Most of the commentaries can sound very technical and monotonous, though this is to be expected when they are delivered by people that are certainly not talented voice actors/actresses. They do, unfortunately, feed the stereotype of software nerds.

Regardless, if the player wants to know the reasons behind certain designs of Episode One, he/she would be quite satisfied with the developers’ answers.


Being a stand-alone continuation of Half-Life 2, there is not much of anything that is technologically new to be seen or heard in Episode One. Valve does seem to have fixed many issues with the Source engine, which was nascent at the time, so the player that has played the previous game may notice that Episode One seems a bit more stable and efficient at loading files.

Although the player that transitioned from Half-Life 2 would not see any new technical designs in the graphics technology of Source in Episode One, Episode One does make use of the stabilized Source engine for the aforementioned set-pieces.


Following the tradition of the game before it, Episode One does not give any voice-overs to Gordon Freeman at all. He remains a taciturn man with grit so great that he does not even utter a thing when he gets hurt. The only legible speech that would come out of him is the automated voices of his suit.

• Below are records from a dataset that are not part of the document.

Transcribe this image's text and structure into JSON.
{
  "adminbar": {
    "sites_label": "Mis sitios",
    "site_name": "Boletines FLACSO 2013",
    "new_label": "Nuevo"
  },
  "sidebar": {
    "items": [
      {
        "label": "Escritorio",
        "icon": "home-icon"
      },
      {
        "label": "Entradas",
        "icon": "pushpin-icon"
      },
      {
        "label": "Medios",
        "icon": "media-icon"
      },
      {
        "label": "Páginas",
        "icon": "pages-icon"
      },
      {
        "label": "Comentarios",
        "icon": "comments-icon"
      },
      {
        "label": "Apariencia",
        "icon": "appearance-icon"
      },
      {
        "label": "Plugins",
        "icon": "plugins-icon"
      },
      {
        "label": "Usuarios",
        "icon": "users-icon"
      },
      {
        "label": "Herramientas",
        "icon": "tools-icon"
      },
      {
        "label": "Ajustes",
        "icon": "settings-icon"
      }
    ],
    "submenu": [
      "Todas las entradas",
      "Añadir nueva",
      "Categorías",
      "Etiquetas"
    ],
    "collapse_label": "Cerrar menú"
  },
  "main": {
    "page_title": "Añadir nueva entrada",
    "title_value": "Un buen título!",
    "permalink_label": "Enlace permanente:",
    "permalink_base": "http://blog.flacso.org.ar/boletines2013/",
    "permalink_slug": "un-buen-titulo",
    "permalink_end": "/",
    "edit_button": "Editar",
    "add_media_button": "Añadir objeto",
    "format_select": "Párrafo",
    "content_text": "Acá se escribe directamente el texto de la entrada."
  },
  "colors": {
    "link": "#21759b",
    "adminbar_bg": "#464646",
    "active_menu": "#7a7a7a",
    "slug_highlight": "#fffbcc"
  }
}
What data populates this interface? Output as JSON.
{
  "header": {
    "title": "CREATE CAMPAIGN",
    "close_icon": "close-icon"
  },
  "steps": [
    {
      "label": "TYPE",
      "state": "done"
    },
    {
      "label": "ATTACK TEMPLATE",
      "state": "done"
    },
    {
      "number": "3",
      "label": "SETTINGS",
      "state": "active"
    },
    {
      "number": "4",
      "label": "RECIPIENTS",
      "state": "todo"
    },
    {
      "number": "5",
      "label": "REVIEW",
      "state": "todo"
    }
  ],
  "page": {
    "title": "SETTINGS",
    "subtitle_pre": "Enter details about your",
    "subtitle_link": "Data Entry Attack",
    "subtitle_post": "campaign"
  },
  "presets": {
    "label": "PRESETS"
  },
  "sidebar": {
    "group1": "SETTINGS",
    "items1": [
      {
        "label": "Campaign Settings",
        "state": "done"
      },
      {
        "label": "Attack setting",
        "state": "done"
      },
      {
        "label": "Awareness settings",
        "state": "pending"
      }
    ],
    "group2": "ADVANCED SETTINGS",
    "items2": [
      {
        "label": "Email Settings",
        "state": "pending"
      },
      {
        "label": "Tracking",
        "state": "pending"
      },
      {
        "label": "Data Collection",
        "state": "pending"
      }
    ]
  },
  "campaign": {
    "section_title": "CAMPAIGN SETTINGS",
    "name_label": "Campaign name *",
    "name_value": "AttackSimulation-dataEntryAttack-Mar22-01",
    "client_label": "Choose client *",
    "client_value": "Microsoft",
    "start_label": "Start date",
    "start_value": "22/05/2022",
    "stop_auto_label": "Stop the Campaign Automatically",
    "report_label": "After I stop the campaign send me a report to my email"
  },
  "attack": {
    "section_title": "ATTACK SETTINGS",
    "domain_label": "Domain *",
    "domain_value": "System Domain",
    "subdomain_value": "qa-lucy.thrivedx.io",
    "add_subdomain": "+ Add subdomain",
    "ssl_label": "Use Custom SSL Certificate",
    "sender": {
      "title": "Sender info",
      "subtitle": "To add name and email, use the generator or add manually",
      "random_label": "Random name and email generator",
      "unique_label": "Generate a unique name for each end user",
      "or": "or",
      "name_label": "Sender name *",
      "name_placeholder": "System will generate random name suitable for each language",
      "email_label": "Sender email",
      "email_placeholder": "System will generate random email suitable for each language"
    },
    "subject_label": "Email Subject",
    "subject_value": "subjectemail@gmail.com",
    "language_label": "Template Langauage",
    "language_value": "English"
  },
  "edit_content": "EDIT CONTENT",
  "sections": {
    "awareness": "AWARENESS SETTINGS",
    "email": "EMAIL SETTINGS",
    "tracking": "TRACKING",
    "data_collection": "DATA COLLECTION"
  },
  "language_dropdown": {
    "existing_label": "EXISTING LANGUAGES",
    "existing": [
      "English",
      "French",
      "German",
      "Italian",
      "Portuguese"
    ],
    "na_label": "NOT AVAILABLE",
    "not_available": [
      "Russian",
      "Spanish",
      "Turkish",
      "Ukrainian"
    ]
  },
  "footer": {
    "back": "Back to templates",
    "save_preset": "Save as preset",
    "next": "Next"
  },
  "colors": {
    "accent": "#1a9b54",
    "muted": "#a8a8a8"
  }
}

The other characters in the game are given voice-overs, fortunately. In fact, most of the voice talents from Half-Life 2 return. The most prominent among them is of course Alyx Vance’s, Merle Dandridge. Considering that the player will be hearing her talk a lot, it is fortunate that Dandridge delivers a splendid performance with Alyx’s many lines, doing a good job of expressing her tough but still pleasant personality.

Another notable voice talent is that for Dr. Kleiner. Harry S. Robins delivers a splendid performance in expressing Kleiner’s hilarious social awkwardness. An example can be heard in one particular chapter of the game where he broadcasts an unintentionally amusing message regarding the benefits of the destruction of the technology that is holding back the human race.


Episode One may offer a great time with its continuation of Half-Life 2’s story, but it is irrevocably short when compared to the experience in Half-Life 2. It may have a lower price, but it does not offer any brand-new gameplay designs and the experience is still strictly single-player.

Indeed, even to the present day, Episode One is still offered at a substantial price, when it is not offered with discounts.

With such considerations, it would be difficult to defend Episode One as having particularly good value.


If Episode One is to be regarded according to how much it would contribute to the field of game designs, it is doubtful that it has anything new to offer, especially if it is compared to Half-Life 2, which was very refreshing during its time.

However, if the player is an ardent Half-Life fan and is looking for more on the saga of Half-Life, then Episode One’s fun, albeit short, single-player experience may just satisfy that desire. Moreover, Episode One does appear to take advantage of its story to deliver some of the most memorable characters that have been seen in games other than the silent Gordon Freeman himself.